So, when I told her my kayak had finally arrived, she turned the tables and told me to be safe! I’m not going to do what she would do in a kayak.
For her birthday, she has the privilege of prompting our stories this week. I liked that she phrased her prompt as a question. She has always had an inquisitive mind. Others were asking her, now that she’s thirty if she wants to have children. I laughed, knowing her answer. That’s dangerous territory for an adventurer. Funny how women get asked that question. For me, I’ll stick to the dangers of creative gardening and long-term writing. I’ll play it safe on the waters. And I encourage you all to focus on remaining hopeful.

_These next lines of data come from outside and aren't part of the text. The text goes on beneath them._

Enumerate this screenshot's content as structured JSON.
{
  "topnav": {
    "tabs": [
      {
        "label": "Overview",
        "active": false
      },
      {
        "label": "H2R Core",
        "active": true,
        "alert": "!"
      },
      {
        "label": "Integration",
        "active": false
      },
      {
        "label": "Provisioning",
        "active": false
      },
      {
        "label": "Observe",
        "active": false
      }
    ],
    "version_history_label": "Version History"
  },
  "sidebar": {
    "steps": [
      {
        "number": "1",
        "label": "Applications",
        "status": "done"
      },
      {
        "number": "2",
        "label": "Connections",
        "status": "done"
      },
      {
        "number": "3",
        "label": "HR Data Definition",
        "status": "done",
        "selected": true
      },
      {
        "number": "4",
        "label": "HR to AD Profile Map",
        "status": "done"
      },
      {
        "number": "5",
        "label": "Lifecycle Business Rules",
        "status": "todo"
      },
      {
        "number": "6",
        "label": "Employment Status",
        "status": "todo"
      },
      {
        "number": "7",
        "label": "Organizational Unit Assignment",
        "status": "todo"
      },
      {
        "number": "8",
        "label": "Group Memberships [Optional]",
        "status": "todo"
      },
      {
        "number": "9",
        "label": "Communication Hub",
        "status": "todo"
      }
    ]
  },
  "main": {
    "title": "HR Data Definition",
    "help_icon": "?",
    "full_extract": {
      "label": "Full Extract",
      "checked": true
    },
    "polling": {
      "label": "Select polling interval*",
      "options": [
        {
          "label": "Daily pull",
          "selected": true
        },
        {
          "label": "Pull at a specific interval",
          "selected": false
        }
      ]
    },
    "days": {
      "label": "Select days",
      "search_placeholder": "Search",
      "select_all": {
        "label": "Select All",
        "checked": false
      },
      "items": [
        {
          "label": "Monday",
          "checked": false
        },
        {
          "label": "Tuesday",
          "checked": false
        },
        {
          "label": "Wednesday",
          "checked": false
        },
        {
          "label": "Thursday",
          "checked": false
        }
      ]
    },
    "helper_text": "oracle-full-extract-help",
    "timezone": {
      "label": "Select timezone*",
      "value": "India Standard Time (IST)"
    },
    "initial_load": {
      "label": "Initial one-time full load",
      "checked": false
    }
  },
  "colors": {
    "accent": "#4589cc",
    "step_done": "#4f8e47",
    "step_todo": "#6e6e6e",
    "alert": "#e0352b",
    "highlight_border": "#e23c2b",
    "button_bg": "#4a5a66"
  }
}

May 14, 2020, prompt: In 99 words (no more, no less), write a story that answers the question, “What’s the first thing that comes to mind when you are in absolute danger?” Go where the prompt leads!
Respond by May 19, 2020. Use the comment section below to share, read, and be social. You may leave a link, pingback, or story in the comments. If you want to be published in the weekly collection, please use the form. Rules & Guidelines.
First Response by Charli Mills
One car flipped belly-up in the broad ditch of Kansas grass and sunflowers, the other crumpled to half its original size against the guardrail. Jess instructed her 18-year-old niece to pull over, her voice calm, all thoughts pushed away except for a running list: check breathing, smell for gas, stabilize necks. Plural. There would be multiple people in danger of dying this moment. They called this stretch of highway, “Bloody Kansas” and it was the route her niece would drive now that she had graduated and would begin college in two months. Check breathing, smell for gas, stabilize necks.